Our Contribution to science:
In 2013 Lindel Engineering received a request from the University of Arizona regarding a project that they were working on. U of A was in the development of a camera housing unit that would consequently be launched into space. This camera housing and satellite that it would be traveling in, developed in partnership with NASA, University of Arizona and many others including Lindel Engineering would find itself being launched into space on Sept 8th, 2016. As we approach the one year anniversary of its launch Lindel Engineering would like to share with you a little story behind the project.
The spacecraft, OSIRIS-REx which stands for Origins, Spectral Interpretation, Resource Identification, Security, Regolith Explorer (try to say that fast) was developed to be launched into space to gather information and small samples from Bennu, an asteroid traveling millions of miles from earth. Sounds like a science fiction novel, doesn’t it. The spacecraft would have the assignment to begin a detailed survey of Bennu two months after slowing to encounter Bennu. Yes that means it took two months to slow down in order to be able to start the informational process of gathering the data!
So you are probably asking yourself what did Lindel Engineering have to do with such an amazing endeavor! Well it seems that the OSIRIS-REx camera suite known as OCAMS, a system consisting of three cameras which were provided by the University of Arizona, GO WILDCATS, would need to be equipped with special lenses, no big surprise, right! These housing units are just the type of work that Lindel Engineering specialize in. The housings would consist of many features being built into the part. Because of the complex nature of the housings and the critical nature of the parts, the manufacturing couldn’t be given to just any shop. These housings would need to be manufactured without flaws and to tight tolerances. We are very proud that Lindel Engineering was one of a few that were chosen to partner in this project! Why were these lenses so critical you ask? Well these camera units would be the cornerstone of the operation taking pictures as the mission progressed. They would be providing global image mapping as well as sample site image mapping. One of the cameras that is being used is MapCam-a camera that maps the surface of the asteroid in four colors. PolyCam would also be used-an 8 inch telescope that would be the first to image the asteroid from 1.24 million miles away and if that wasn’t enough, it would also provide high-resolution microscope-like images of the surface! The third camera to be used would be SamCam- a camera that would image the sample acquisition event and examine the sample collector to verify successful acquisitions. And did I mention this would happen as fast as 1.6 seconds! Not only was this an outstanding opportunity for Lindel Engineering in the optics industry but it also help facilitate our movement into the aerospace industry, ultimately leading to our AS9100 certification.
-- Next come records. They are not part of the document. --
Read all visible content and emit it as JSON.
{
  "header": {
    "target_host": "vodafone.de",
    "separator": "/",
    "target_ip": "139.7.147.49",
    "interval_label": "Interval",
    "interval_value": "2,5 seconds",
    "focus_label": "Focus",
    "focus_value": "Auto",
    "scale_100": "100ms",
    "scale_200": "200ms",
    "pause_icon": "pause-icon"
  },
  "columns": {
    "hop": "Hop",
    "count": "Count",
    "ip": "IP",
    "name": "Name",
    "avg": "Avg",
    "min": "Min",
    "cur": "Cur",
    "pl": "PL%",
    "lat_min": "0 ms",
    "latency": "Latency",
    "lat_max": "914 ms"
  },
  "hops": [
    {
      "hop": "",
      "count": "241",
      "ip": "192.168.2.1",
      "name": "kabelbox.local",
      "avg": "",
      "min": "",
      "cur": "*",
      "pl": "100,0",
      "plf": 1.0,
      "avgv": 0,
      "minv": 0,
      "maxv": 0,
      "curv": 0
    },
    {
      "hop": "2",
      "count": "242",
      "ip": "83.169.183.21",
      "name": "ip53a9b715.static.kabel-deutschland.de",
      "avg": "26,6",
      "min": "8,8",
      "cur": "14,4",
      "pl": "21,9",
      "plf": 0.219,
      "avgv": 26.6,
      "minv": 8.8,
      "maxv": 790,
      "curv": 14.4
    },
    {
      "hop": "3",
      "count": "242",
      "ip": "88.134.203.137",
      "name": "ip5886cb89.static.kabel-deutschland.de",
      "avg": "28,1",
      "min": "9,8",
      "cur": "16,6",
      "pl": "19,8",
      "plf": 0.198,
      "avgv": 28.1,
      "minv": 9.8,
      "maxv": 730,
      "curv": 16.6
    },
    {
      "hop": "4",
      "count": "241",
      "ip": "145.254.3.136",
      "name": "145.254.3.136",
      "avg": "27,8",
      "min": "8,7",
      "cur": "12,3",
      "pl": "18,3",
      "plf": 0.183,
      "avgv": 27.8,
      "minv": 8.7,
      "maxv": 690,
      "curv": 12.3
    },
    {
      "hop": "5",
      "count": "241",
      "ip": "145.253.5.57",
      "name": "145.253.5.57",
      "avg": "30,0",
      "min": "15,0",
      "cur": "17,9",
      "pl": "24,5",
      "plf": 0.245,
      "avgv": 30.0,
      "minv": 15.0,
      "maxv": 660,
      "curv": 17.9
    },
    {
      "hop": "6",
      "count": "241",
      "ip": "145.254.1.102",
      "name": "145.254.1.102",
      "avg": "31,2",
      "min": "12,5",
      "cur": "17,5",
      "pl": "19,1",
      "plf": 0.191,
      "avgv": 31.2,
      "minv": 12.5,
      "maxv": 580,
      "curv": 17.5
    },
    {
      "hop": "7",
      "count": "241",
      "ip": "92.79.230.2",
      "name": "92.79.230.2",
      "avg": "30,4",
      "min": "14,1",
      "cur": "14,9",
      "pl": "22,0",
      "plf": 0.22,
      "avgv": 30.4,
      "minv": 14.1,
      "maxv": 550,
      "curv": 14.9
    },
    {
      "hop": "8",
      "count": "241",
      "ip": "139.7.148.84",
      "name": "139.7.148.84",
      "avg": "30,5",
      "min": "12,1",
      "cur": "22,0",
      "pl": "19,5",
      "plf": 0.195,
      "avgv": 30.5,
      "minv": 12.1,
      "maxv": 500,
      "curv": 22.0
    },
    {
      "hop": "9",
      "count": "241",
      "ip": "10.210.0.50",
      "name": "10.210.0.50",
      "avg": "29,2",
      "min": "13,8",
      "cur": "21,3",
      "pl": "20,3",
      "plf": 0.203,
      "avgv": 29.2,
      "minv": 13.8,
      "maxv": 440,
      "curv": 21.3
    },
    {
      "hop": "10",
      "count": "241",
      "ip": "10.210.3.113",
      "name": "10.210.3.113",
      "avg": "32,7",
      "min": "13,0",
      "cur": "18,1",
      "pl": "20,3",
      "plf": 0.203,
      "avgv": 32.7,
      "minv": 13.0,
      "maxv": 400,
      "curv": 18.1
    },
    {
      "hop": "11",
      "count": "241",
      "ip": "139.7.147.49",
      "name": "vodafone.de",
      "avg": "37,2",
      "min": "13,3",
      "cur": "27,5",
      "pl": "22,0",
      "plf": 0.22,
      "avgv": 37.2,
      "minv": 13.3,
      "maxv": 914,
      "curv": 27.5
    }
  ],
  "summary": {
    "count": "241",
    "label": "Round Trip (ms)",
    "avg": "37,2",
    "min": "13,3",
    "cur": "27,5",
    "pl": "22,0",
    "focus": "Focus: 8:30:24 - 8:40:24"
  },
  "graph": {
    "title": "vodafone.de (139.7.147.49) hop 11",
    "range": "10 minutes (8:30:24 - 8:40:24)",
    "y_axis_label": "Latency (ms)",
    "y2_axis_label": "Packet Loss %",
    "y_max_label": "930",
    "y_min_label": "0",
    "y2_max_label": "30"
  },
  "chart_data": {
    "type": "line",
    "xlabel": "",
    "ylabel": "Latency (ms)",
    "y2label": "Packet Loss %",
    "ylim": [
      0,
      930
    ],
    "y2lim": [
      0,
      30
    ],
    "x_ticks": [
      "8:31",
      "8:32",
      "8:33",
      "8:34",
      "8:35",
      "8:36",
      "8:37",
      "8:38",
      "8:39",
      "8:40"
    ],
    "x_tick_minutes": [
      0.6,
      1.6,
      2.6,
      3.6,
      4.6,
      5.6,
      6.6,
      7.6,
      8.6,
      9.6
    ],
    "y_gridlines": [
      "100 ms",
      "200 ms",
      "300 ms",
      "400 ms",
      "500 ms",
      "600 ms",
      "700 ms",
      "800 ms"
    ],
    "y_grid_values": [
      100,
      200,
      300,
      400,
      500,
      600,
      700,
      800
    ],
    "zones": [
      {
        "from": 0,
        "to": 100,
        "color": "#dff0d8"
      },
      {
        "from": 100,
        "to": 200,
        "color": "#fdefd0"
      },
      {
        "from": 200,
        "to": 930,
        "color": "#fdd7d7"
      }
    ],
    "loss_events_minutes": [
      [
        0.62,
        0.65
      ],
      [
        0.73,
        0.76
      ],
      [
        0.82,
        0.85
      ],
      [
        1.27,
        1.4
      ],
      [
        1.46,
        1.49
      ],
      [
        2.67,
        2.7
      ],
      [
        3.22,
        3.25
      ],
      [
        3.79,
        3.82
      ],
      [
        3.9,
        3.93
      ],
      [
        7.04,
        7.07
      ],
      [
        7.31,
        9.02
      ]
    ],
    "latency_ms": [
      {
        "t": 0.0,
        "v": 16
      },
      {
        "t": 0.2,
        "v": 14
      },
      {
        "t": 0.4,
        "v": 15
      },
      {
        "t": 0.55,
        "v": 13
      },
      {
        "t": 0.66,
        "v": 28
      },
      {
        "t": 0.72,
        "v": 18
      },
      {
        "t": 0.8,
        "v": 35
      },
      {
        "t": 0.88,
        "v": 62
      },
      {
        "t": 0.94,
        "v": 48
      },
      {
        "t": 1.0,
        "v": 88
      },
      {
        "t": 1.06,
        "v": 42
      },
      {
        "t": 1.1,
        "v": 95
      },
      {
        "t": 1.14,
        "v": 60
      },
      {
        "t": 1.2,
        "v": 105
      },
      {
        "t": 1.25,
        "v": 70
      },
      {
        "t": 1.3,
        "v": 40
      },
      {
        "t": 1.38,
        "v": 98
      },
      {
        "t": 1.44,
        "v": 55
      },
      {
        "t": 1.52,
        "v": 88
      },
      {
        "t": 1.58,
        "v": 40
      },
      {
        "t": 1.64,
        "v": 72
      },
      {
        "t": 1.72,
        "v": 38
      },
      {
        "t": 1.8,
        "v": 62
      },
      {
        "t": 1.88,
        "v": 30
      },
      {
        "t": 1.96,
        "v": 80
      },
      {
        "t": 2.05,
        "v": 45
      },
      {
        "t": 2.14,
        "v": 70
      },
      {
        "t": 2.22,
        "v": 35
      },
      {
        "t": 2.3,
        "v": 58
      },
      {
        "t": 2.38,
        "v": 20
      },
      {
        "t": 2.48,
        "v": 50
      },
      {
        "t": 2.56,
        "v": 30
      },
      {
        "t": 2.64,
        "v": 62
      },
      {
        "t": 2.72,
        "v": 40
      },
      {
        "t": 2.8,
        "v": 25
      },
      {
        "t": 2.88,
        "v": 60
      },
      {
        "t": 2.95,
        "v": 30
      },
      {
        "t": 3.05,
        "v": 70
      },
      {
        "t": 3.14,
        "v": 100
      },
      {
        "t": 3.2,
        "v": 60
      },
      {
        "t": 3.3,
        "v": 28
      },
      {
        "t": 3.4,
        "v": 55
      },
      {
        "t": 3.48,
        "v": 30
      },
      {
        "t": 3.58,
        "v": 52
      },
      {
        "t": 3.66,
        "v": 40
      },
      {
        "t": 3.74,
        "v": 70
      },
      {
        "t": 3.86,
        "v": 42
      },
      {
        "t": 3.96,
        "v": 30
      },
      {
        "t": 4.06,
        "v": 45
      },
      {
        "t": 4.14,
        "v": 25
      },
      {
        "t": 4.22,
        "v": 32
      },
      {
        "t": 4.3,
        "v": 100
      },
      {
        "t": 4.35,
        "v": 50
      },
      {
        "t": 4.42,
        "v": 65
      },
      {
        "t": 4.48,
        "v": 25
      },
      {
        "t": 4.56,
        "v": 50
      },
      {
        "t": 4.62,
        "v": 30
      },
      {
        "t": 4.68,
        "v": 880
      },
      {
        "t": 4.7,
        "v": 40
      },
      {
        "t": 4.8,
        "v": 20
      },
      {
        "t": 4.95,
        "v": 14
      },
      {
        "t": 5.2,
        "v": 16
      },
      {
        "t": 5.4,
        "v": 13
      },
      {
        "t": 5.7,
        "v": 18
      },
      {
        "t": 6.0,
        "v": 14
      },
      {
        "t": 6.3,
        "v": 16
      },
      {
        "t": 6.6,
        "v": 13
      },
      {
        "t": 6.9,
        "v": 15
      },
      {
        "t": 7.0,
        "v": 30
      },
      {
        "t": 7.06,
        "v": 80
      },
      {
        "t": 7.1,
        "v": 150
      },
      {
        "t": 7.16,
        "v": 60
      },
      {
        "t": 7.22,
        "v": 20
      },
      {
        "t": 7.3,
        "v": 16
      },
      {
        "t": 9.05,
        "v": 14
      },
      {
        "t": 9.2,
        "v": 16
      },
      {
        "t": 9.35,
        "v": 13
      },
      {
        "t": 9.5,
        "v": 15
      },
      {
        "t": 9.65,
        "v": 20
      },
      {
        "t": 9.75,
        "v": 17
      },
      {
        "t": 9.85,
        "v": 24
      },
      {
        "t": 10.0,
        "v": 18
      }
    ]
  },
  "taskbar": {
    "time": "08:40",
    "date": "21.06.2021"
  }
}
So as you can see, Lindel Engineering is proud to have been a part of such an exciting project and we look forward to our growth and future in the remaining 2017 year as well as many years to follow.
OSIRIS-Rex, Bennu, University of Arizona, Optics, Aerospace, Defense, AS9100, ISO 9001